◆ WHAT YOU SHOULD DO ◆
Please return all lines from the records below that include the string "name".

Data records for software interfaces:
__________

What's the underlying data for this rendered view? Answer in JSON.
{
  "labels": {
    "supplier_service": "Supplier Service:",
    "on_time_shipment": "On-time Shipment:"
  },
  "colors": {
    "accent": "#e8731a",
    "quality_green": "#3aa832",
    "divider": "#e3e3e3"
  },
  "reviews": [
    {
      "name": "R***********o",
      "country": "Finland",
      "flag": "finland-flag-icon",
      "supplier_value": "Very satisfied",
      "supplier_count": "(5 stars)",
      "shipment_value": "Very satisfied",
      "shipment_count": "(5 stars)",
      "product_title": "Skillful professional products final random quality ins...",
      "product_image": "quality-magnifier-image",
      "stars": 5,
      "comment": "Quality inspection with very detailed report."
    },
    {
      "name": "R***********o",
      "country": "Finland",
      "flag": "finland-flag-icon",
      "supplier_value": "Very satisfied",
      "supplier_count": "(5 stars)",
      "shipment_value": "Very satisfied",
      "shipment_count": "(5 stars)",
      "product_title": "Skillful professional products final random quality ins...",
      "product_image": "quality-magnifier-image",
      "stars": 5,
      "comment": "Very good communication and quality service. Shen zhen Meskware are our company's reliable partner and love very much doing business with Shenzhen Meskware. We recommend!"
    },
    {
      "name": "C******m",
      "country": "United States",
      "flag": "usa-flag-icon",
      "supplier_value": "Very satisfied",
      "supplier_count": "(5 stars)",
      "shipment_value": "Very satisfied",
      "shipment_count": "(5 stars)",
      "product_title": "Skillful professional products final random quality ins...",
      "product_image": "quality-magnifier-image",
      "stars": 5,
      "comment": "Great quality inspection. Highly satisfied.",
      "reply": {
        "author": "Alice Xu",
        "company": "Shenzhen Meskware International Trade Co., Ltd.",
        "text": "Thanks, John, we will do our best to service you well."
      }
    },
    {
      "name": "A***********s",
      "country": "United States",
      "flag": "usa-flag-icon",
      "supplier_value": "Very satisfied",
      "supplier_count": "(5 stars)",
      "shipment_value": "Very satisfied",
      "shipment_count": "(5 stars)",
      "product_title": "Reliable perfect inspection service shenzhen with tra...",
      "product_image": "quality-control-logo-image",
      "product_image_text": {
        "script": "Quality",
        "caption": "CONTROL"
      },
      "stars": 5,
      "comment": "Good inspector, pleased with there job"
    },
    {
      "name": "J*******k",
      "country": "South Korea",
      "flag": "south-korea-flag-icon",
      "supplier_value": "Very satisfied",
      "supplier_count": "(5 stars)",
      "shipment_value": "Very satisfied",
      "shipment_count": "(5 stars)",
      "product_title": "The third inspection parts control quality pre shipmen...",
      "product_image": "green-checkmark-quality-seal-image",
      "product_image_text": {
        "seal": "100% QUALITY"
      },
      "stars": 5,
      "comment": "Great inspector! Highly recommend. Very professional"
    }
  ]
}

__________

◆ ANSWER ◆
      "name": "R***********o",
      "name": "R***********o",
      "name": "C******m",
      "name": "A***********s",
      "name": "J*******k",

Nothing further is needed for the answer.